No, Christine, we haven’t. The size of our collections changes every day, so any estimate of how large a complete set of digital surrogates along with our born-digital collections would immediately be out-of-date. We could attempt some calculations for some point in time, but that would not be not inconsiderable effort given the huge range of item types. Let me think about how we might do it.
Given that mixed media will occupy different amounts of storage depending on things like image resolution and sound quality, I was wondering if anyone has estimated just the total number of characters required to hold just the text in the LoC collection at present? I’m guessing that it is considerably less than 2PB, but I could be wrong.
The ‘moving target’ nature of the LOC ‘unit’ is somewhat problematic, but otherwise it’s an interesting tool.
However, has anyone there ever heard of ‘Jumping Jesi’ as a measure of information volume change across history? I was told of this in the late 80s, I believe, but have no source info, and cannot find it online. I doubt the source was pub’d in the 80s, however, but cannot be sure.
A “Jesi” is described as the “amount of information on Earth at the time of Jesus’ birth”. And the ‘jumping’ part indicates the time when a jesi doubles. This, of course, would produce a chart showing the rate of information accumulation on Earth, through history.
Clearly a very Western-centric unit, and somewhat of an estimate since we can’t now measure information in 0AD, but an also rather useful one that I cannot seem to find demonstrated or alternately attempted anywhere else, online at least.
This is basically what I was looking for. Perhaps this could be useful?
The relevant two-parag quote is near the end of that article.
See also: http://www.rawilson.com/sitnow.html

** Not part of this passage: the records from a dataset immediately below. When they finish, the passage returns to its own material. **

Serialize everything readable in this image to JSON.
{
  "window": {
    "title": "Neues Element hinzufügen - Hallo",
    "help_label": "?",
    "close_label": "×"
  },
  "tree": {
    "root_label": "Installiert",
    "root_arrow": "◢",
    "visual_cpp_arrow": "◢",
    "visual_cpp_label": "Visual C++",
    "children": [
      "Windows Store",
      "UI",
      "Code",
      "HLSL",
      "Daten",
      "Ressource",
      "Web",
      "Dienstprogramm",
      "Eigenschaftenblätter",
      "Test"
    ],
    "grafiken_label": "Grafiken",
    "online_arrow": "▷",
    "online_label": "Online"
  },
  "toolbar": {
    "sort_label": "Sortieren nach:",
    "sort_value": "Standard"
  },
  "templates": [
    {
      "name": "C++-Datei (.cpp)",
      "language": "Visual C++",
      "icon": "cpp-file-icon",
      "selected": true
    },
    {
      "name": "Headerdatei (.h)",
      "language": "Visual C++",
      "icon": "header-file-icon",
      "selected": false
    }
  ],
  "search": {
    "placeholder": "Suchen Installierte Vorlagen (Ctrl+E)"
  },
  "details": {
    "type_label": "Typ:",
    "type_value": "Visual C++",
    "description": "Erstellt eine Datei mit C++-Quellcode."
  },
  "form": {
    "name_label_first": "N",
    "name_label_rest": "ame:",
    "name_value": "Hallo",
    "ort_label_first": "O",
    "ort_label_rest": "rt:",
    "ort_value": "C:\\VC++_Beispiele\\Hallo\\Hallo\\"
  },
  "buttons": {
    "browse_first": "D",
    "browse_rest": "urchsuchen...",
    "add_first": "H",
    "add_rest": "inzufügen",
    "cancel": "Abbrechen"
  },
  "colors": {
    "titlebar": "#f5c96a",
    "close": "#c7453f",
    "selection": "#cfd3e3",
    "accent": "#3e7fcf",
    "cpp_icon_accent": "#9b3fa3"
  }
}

I would like to make an observation. The unit LOC should not be considered a unit, but rather a scaler or constant of some form.

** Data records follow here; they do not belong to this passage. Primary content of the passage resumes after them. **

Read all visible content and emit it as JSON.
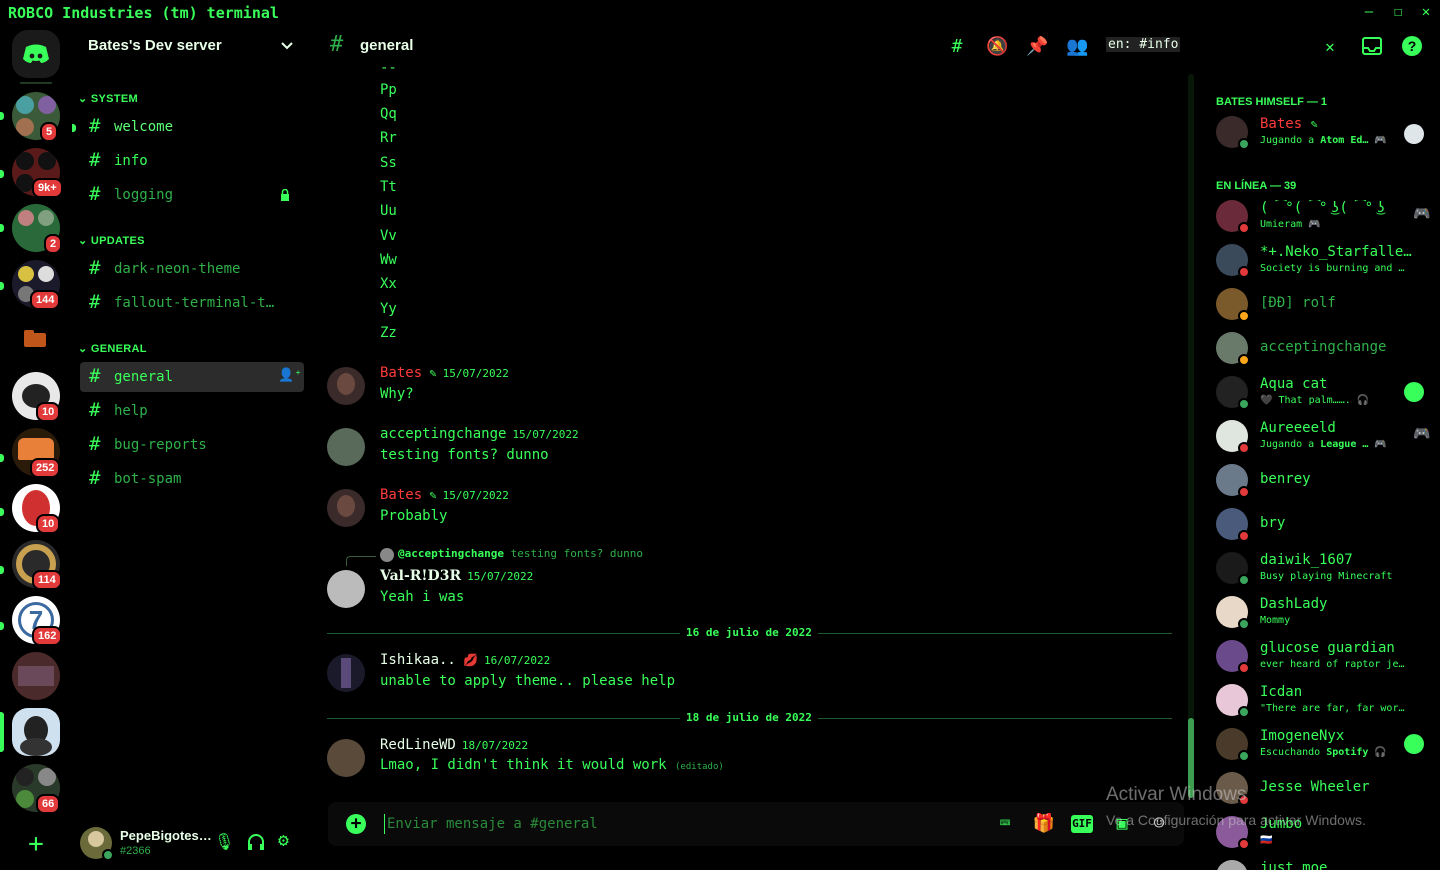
{
  "window": {
    "title": "ROBCO Industries (tm) terminal",
    "minimize": "–",
    "maximize": "☐",
    "close": "✕"
  },
  "server": {
    "name": "Bates's Dev server"
  },
  "server_badges": [
    "5",
    "9k+",
    "2",
    "144",
    "10",
    "252",
    "10",
    "114",
    "162",
    "66"
  ],
  "categories": {
    "system": "SYSTEM",
    "updates": "UPDATES",
    "general": "GENERAL"
  },
  "channels": {
    "welcome": "welcome",
    "info": "info",
    "logging": "logging",
    "dark_neon": "dark-neon-theme",
    "fallout": "fallout-terminal-t…",
    "general": "general",
    "help": "help",
    "bug_reports": "bug-reports",
    "bot_spam": "bot-spam"
  },
  "user": {
    "name": "PepeBigotes…",
    "tag": "#2366"
  },
  "header": {
    "channel": "general",
    "search_value": "en: #info"
  },
  "letters": [
    "Pp",
    "Qq",
    "Rr",
    "Ss",
    "Tt",
    "Uu",
    "Vv",
    "Ww",
    "Xx",
    "Yy",
    "Zz"
  ],
  "messages": [
    {
      "author": "Bates",
      "date": "15/07/2022",
      "text": "Why?"
    },
    {
      "author": "acceptingchange",
      "date": "15/07/2022",
      "text": "testing fonts? dunno"
    },
    {
      "author": "Bates",
      "date": "15/07/2022",
      "text": "Probably"
    },
    {
      "reply_author": "@acceptingchange",
      "reply_text": "testing fonts? dunno",
      "author": "Val-R!D3R",
      "date": "15/07/2022",
      "text": "Yeah i was"
    },
    {
      "author": "Ishikaa..",
      "date": "16/07/2022",
      "text": "unable to apply theme.. please help"
    },
    {
      "author": "RedLineWD",
      "date": "18/07/2022",
      "text": "Lmao, I didn't think it would work",
      "edited": "(editado)"
    }
  ],
  "dividers": [
    "16 de julio de 2022",
    "18 de julio de 2022"
  ],
  "composer": {
    "placeholder": "Enviar mensaje a #general"
  },
  "member_list": {
    "cat_bates": "BATES HIMSELF — 1",
    "cat_online": "EN LÍNEA — 39",
    "members": [
      {
        "name": "Bates",
        "activity_pre": "Jugando a ",
        "activity_bold": "Atom Ed…"
      },
      {
        "name": "( ͡°( ͡° ͜ʖ( ͡° ͜ʖ ͡°)ʖ ͡°) ͡°)",
        "activity_pre": "Umieram",
        "activity_bold": ""
      },
      {
        "name": "*+.Neko_Starfalle…",
        "activity_pre": "Society is burning and …",
        "activity_bold": ""
      },
      {
        "name": "[ÐÐ] rolf",
        "activity_pre": "",
        "activity_bold": ""
      },
      {
        "name": "acceptingchange",
        "activity_pre": "",
        "activity_bold": ""
      },
      {
        "name": "Aqua cat",
        "activity_pre": "That palm…….",
        "activity_bold": ""
      },
      {
        "name": "Aureeeeld",
        "activity_pre": "Jugando a ",
        "activity_bold": "League …"
      },
      {
        "name": "benrey",
        "activity_pre": "",
        "activity_bold": ""
      },
      {
        "name": "bry",
        "activity_pre": "",
        "activity_bold": ""
      },
      {
        "name": "daiwik_1607",
        "activity_pre": "Busy playing Minecraft",
        "activity_bold": ""
      },
      {
        "name": "DashLady",
        "activity_pre": "Mommy",
        "activity_bold": ""
      },
      {
        "name": "glucose guardian",
        "activity_pre": "ever heard of raptor je…",
        "activity_bold": ""
      },
      {
        "name": "Icdan",
        "activity_pre": "\"There are far, far wor…",
        "activity_bold": ""
      },
      {
        "name": "ImogeneNyx",
        "activity_pre": "Escuchando ",
        "activity_bold": "Spotify"
      },
      {
        "name": "Jesse Wheeler",
        "activity_pre": "",
        "activity_bold": ""
      },
      {
        "name": "Jumbo",
        "activity_pre": "",
        "activity_bold": ""
      },
      {
        "name": "just_moe",
        "activity_pre": "",
        "activity_bold": ""
      }
    ]
  },
  "watermark": {
    "line1": "Activar Windows",
    "line2": "Ve a Configuración para activar Windows."
  },
  "colors": {
    "accent": "#39ff5a",
    "background": "#000000",
    "name_red": "#ff3b3b",
    "dnd": "#e23a3a",
    "online": "#3ba55d",
    "idle": "#faa61a"
  }
}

Because of the rapid increase in size of the library of congress. One can compare it to the rapid increase in data. Likely a more duteous person than me could determine how the change in data size of the library of congress and how it correlates to the boom in overall world data. I propose the constant LOC be used in this sort of fashion:

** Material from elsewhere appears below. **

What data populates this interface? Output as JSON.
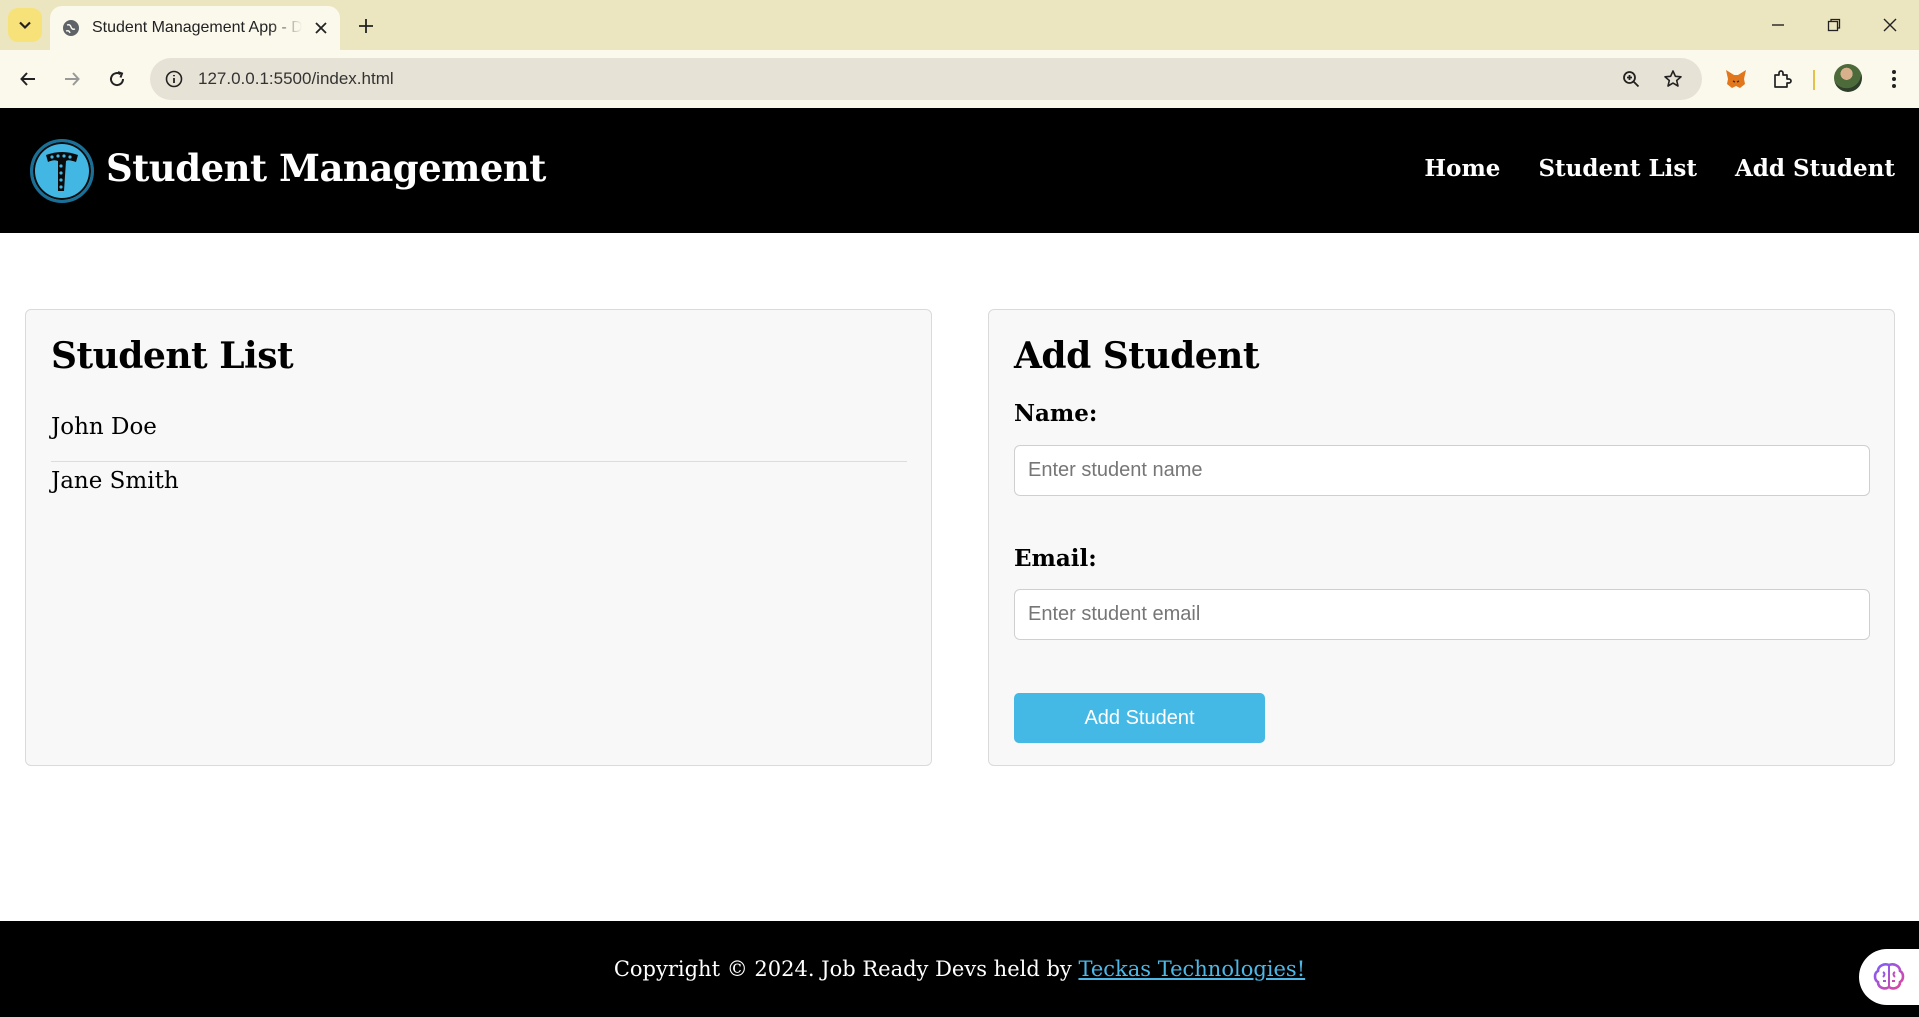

X= amount of data in library of congress at one point moment
Y= amount of overall world data including every last forum post and napkin doodle at the same given moment
K= exponent likely associated to time
(LOC)= constant relating the numbers
Z=Extraneous information (duplications, redundant information, backups, etc.)
Now likely the equation would be significantly more complex than that, with K likely changing with time but I suspect that one could estimate world data size to some varying accuracy if such a constant were found, and extend that to future estimates using some derivative of this.
When I worked in library, Library of Congress was “LC” and Library of Congress Catalog Number is still “LCCN.” Why do I keep seeing “LOC” which to me means (number of) “Lines Of Code” ?
Hi there! I’m a data journalist, and I think a “library of Congress” worth of data would be a great benchmark – but only if it makes sense on a gut level.
So how about the digital size of all the *printed* material stored in the LOC? Meaning, anything that originally lived on paper?
When I think library, I still think physical books – materials I can hold in my hands. I would love a figure for how many terabytes of data are contained in all printed works of importance. It would be a relatable quantity – or would be for me.
Jared Kendall: how do we define “Works of importance”?
I think LOC is a great unit of measurement; I’d particularly prefer just the text in all the print material in the LC.
As soon as we start digitizing non-text content, the way it was digitized matters more than how much valuable information was in the original.
So keeping it to just text makes it less ambiguous, and as Darnall rightly pointed out, using just the physical collection is more powerful.
Sigh darn you autocorrect I meant to credit Jared Kendall. Not “Darnall” 🙂